Problem statement: Read the entries that follow and give each one again precisely.

Start of Given records

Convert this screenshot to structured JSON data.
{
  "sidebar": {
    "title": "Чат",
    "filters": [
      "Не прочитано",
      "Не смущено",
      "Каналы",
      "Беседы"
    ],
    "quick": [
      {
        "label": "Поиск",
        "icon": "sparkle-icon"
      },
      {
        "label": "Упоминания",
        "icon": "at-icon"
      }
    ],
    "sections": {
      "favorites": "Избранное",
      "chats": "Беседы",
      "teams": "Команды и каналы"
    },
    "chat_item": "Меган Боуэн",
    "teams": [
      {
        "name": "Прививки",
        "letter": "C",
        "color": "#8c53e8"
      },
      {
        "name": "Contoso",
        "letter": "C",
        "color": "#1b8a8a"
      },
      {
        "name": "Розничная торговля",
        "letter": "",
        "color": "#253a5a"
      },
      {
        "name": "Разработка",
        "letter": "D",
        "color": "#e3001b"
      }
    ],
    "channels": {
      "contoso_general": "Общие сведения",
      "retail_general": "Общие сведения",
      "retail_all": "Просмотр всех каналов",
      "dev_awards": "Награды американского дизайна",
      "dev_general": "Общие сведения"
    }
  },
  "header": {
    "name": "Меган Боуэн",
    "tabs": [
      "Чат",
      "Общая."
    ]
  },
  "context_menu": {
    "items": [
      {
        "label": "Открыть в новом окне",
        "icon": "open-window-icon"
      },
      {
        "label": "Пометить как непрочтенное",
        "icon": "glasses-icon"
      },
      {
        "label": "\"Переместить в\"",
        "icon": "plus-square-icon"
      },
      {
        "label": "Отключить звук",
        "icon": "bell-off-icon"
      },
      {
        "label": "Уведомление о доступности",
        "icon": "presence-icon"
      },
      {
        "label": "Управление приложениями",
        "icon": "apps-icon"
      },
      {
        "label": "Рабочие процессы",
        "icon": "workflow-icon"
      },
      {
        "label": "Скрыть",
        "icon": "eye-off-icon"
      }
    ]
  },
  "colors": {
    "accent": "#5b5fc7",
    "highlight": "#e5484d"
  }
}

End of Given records

Answer below:
Convert this screenshot to structured JSON data.
{
  "sidebar": {
    "title": "Чат",
    "filters": [
      "Не прочитано",
      "Не смущено",
      "Каналы",
      "Беседы"
    ],
    "quick": [
      {
        "label": "Поиск",
        "icon": "sparkle-icon"
      },
      {
        "label": "Упоминания",
        "icon": "at-icon"
      }
    ],
    "sections": {
      "favorites": "Избранное",
      "chats": "Беседы",
      "teams": "Команды и каналы"
    },
    "chat_item": "Меган Боуэн",
    "teams": [
      {
        "name": "Прививки",
        "letter": "C",
        "color": "#8c53e8"
      },
      {
        "name": "Contoso",
        "letter": "C",
        "color": "#1b8a8a"
      },
      {
        "name": "Розничная торговля",
        "letter": "",
        "color": "#253a5a"
      },
      {
        "name": "Разработка",
        "letter": "D",
        "color": "#e3001b"
      }
    ],
    "channels": {
      "contoso_general": "Общие сведения",
      "retail_general": "Общие сведения",
      "retail_all": "Просмотр всех каналов",
      "dev_awards": "Награды американского дизайна",
      "dev_general": "Общие сведения"
    }
  },
  "header": {
    "name": "Меган Боуэн",
    "tabs": [
      "Чат",
      "Общая."
    ]
  },
  "context_menu": {
    "items": [
      {
        "label": "Открыть в новом окне",
        "icon": "open-window-icon"
      },
      {
        "label": "Пометить как непрочтенное",
        "icon": "glasses-icon"
      },
      {
        "label": "\"Переместить в\"",
        "icon": "plus-square-icon"
      },
      {
        "label": "Отключить звук",
        "icon": "bell-off-icon"
      },
      {
        "label": "Уведомление о доступности",
        "icon": "presence-icon"
      },
      {
        "label": "Управление приложениями",
        "icon": "apps-icon"
      },
      {
        "label": "Рабочие процессы",
        "icon": "workflow-icon"
      },
      {
        "label": "Скрыть",
        "icon": "eye-off-icon"
      }
    ]
  },
  "colors": {
    "accent": "#5b5fc7",
    "highlight": "#e5484d"
  }
}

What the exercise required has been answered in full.